*** Opening Record set ***

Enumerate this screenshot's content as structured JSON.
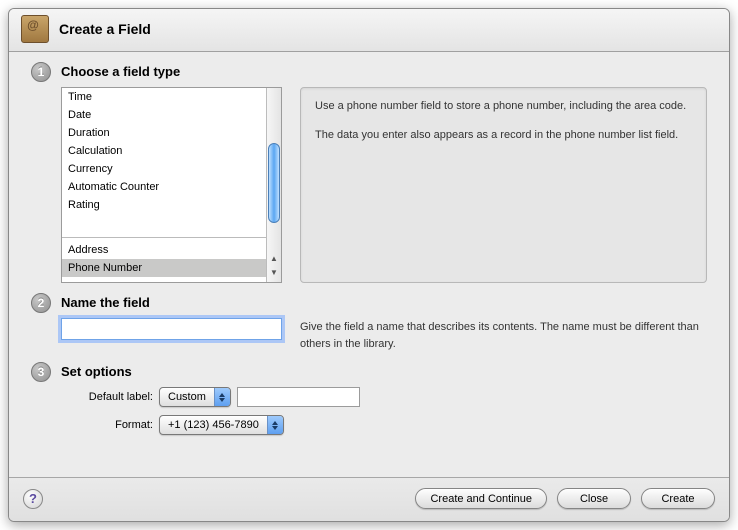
{
  "header": {
    "title": "Create a Field"
  },
  "step1": {
    "title": "Choose a field type",
    "items": [
      "Time",
      "Date",
      "Duration",
      "Calculation",
      "Currency",
      "Automatic Counter",
      "Rating"
    ],
    "items2": [
      "Address",
      "Phone Number"
    ],
    "selected": "Phone Number",
    "desc_line1": "Use a phone number field to store a phone number, including the area code.",
    "desc_line2": "The data you enter also appears as a record in the phone number list field."
  },
  "step2": {
    "title": "Name the field",
    "value": "",
    "hint": "Give the field a name that describes its contents. The name must be different than others in the library."
  },
  "step3": {
    "title": "Set options",
    "default_label_label": "Default label:",
    "default_label_value": "Custom",
    "label_input_value": "",
    "format_label": "Format:",
    "format_value": "+1 (123) 456-7890"
  },
  "footer": {
    "help": "?",
    "create_continue": "Create and Continue",
    "close": "Close",
    "create": "Create"
  }
}
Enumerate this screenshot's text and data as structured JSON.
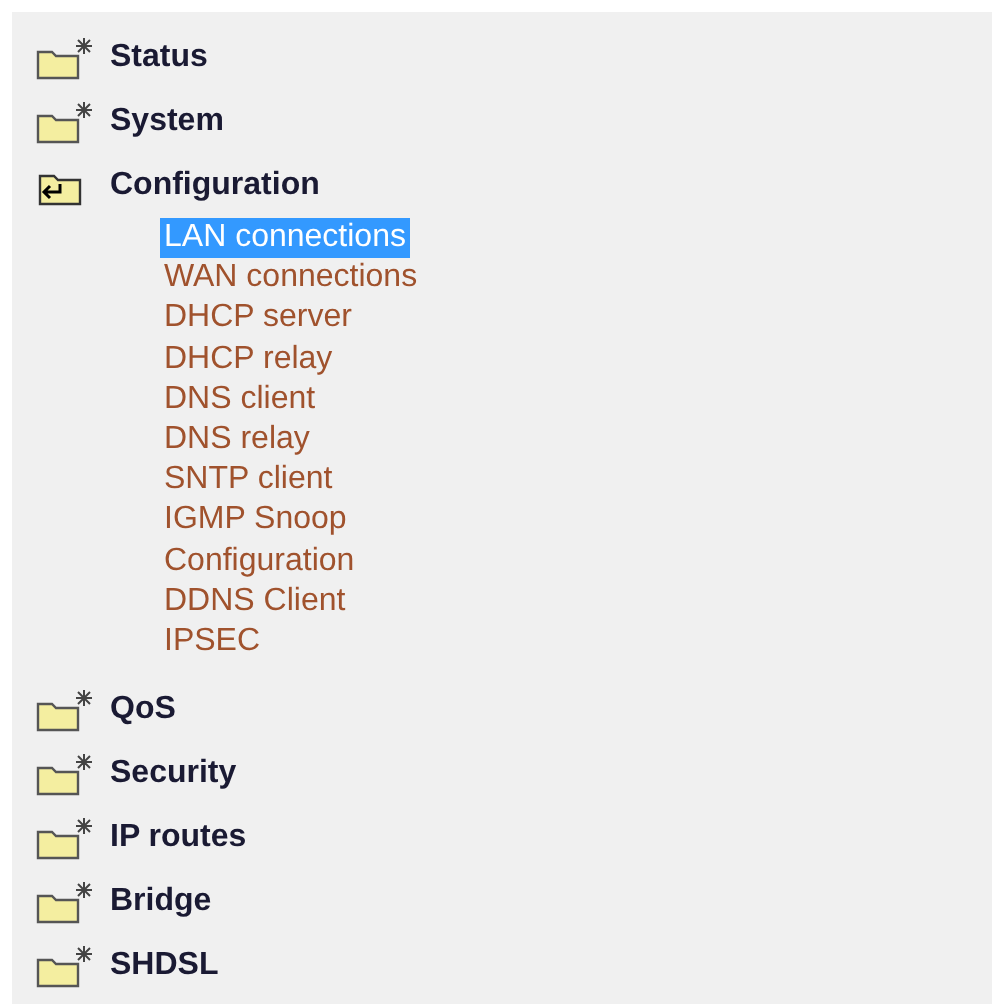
{
  "menu": [
    {
      "label": "Status",
      "expanded": false
    },
    {
      "label": "System",
      "expanded": false
    },
    {
      "label": "Configuration",
      "expanded": true,
      "children": [
        {
          "label": "LAN connections",
          "selected": true
        },
        {
          "label": "WAN connections",
          "selected": false
        },
        {
          "label": "DHCP server",
          "selected": false
        },
        {
          "label": "DHCP relay",
          "selected": false
        },
        {
          "label": "DNS client",
          "selected": false
        },
        {
          "label": "DNS relay",
          "selected": false
        },
        {
          "label": "SNTP client",
          "selected": false
        },
        {
          "label": "IGMP Snoop",
          "selected": false
        },
        {
          "label": "Configuration",
          "selected": false
        },
        {
          "label": "DDNS Client",
          "selected": false
        },
        {
          "label": "IPSEC",
          "selected": false
        }
      ]
    },
    {
      "label": "QoS",
      "expanded": false
    },
    {
      "label": "Security",
      "expanded": false
    },
    {
      "label": "IP routes",
      "expanded": false
    },
    {
      "label": "Bridge",
      "expanded": false
    },
    {
      "label": "SHDSL",
      "expanded": false
    }
  ]
}
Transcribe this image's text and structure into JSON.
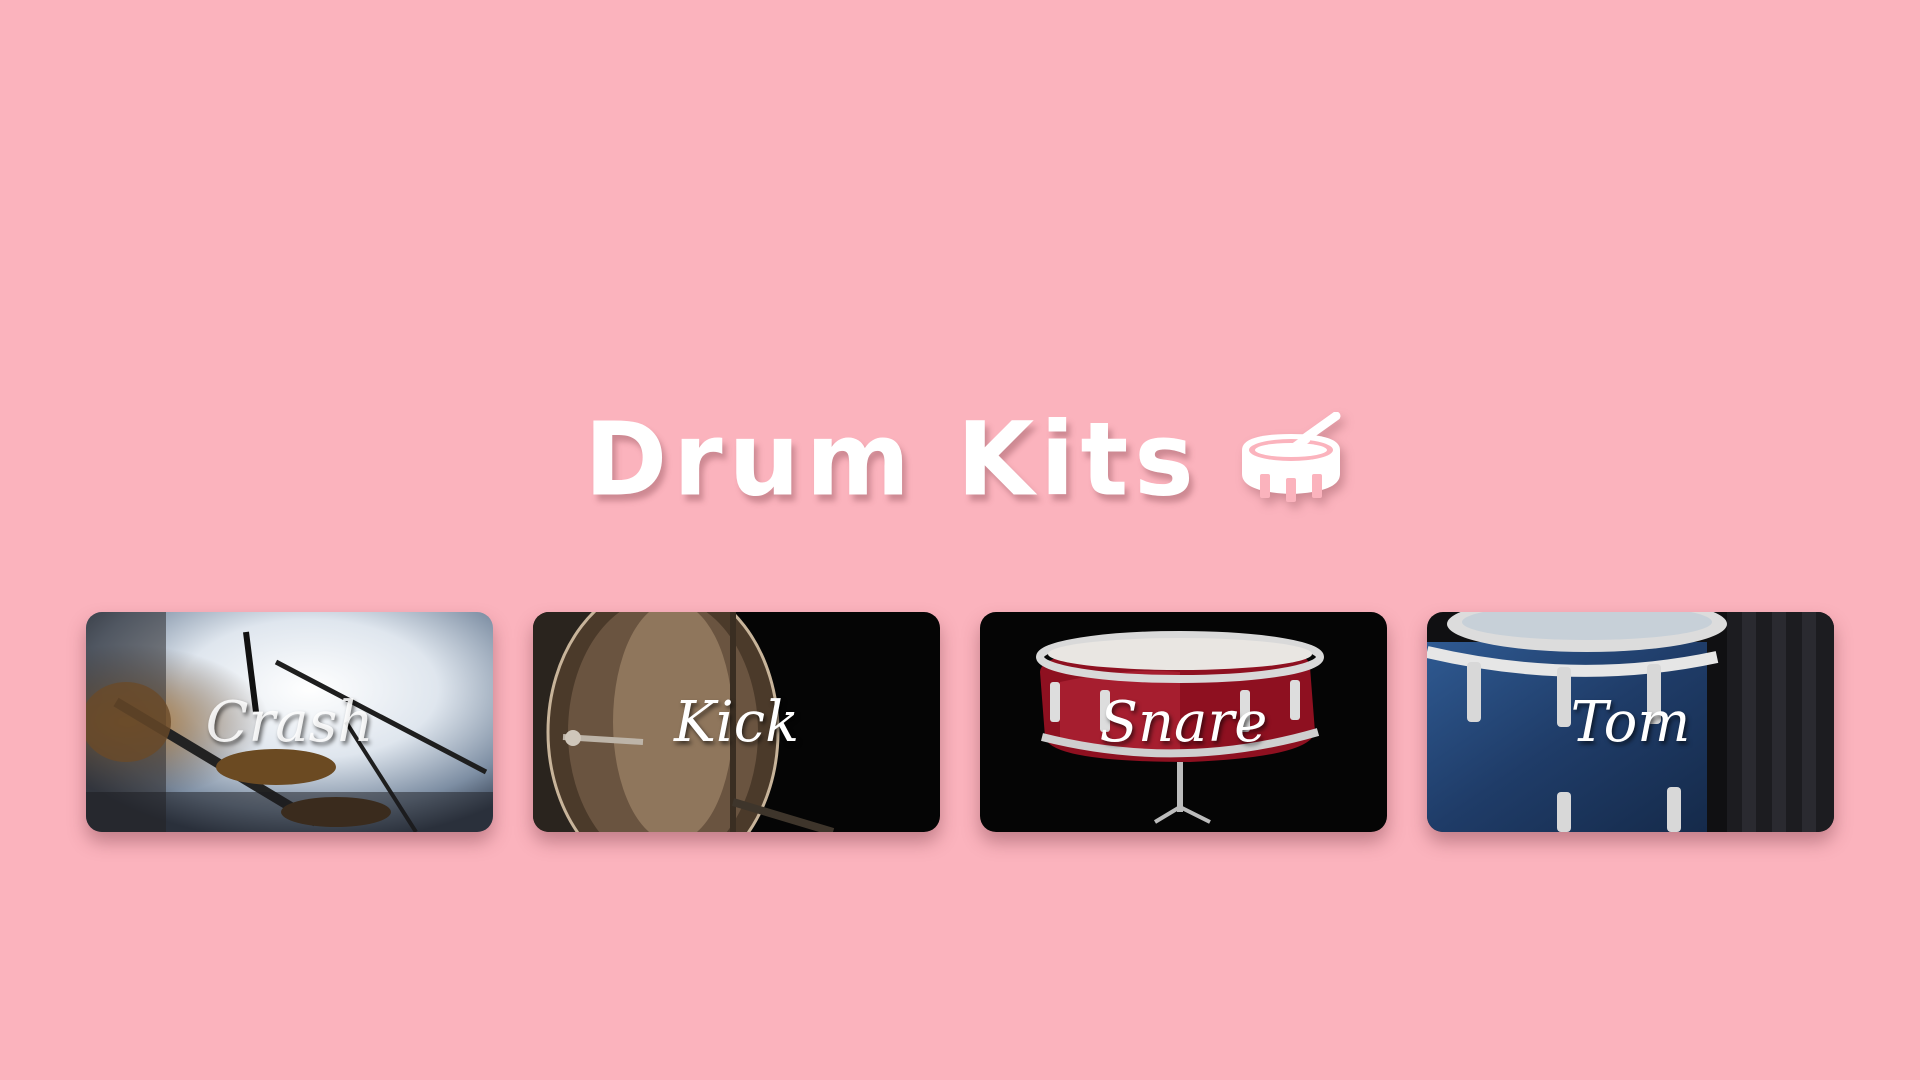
{
  "header": {
    "title": "Drum Kits",
    "icon": "drum-icon"
  },
  "cards": [
    {
      "label": "Crash",
      "icon": "cymbal-image"
    },
    {
      "label": "Kick",
      "icon": "bass-drum-image"
    },
    {
      "label": "Snare",
      "icon": "snare-drum-image"
    },
    {
      "label": "Tom",
      "icon": "tom-drum-image"
    }
  ],
  "colors": {
    "background": "#fbb3bd",
    "title": "#ffffff",
    "snare_red": "#8e1020",
    "tom_blue": "#23406e"
  }
}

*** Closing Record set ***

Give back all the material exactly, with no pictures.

Answer >>
Enumerate this screenshot's content as structured JSON.
{
  "header": {
    "title": "Create a Field"
  },
  "step1": {
    "title": "Choose a field type",
    "items": [
      "Time",
      "Date",
      "Duration",
      "Calculation",
      "Currency",
      "Automatic Counter",
      "Rating"
    ],
    "items2": [
      "Address",
      "Phone Number"
    ],
    "selected": "Phone Number",
    "desc_line1": "Use a phone number field to store a phone number, including the area code.",
    "desc_line2": "The data you enter also appears as a record in the phone number list field."
  },
  "step2": {
    "title": "Name the field",
    "value": "",
    "hint": "Give the field a name that describes its contents. The name must be different than others in the library."
  },
  "step3": {
    "title": "Set options",
    "default_label_label": "Default label:",
    "default_label_value": "Custom",
    "label_input_value": "",
    "format_label": "Format:",
    "format_value": "+1 (123) 456-7890"
  },
  "footer": {
    "help": "?",
    "create_continue": "Create and Continue",
    "close": "Close",
    "create": "Create"
  }
}
Enumerate this screenshot's text and data as structured JSON.
{
  "menu": [
    {
      "label": "Status",
      "expanded": false
    },
    {
      "label": "System",
      "expanded": false
    },
    {
      "label": "Configuration",
      "expanded": true,
      "children": [
        {
          "label": "LAN connections",
          "selected": true
        },
        {
          "label": "WAN connections",
          "selected": false
        },
        {
          "label": "DHCP server",
          "selected": false
        },
        {
          "label": "DHCP relay",
          "selected": false
        },
        {
          "label": "DNS client",
          "selected": false
        },
        {
          "label": "DNS relay",
          "selected": false
        },
        {
          "label": "SNTP client",
          "selected": false
        },
        {
          "label": "IGMP Snoop",
          "selected": false
        },
        {
          "label": "Configuration",
          "selected": false
        },
        {
          "label": "DDNS Client",
          "selected": false
        },
        {
          "label": "IPSEC",
          "selected": false
        }
      ]
    },
    {
      "label": "QoS",
      "expanded": false
    },
    {
      "label": "Security",
      "expanded": false
    },
    {
      "label": "IP routes",
      "expanded": false
    },
    {
      "label": "Bridge",
      "expanded": false
    },
    {
      "label": "SHDSL",
      "expanded": false
    }
  ]
}
Transcribe this image's text and structure into JSON.
{
  "header": {
    "title": "Drum Kits",
    "icon": "drum-icon"
  },
  "cards": [
    {
      "label": "Crash",
      "icon": "cymbal-image"
    },
    {
      "label": "Kick",
      "icon": "bass-drum-image"
    },
    {
      "label": "Snare",
      "icon": "snare-drum-image"
    },
    {
      "label": "Tom",
      "icon": "tom-drum-image"
    }
  ],
  "colors": {
    "background": "#fbb3bd",
    "title": "#ffffff",
    "snare_red": "#8e1020",
    "tom_blue": "#23406e"
  }
}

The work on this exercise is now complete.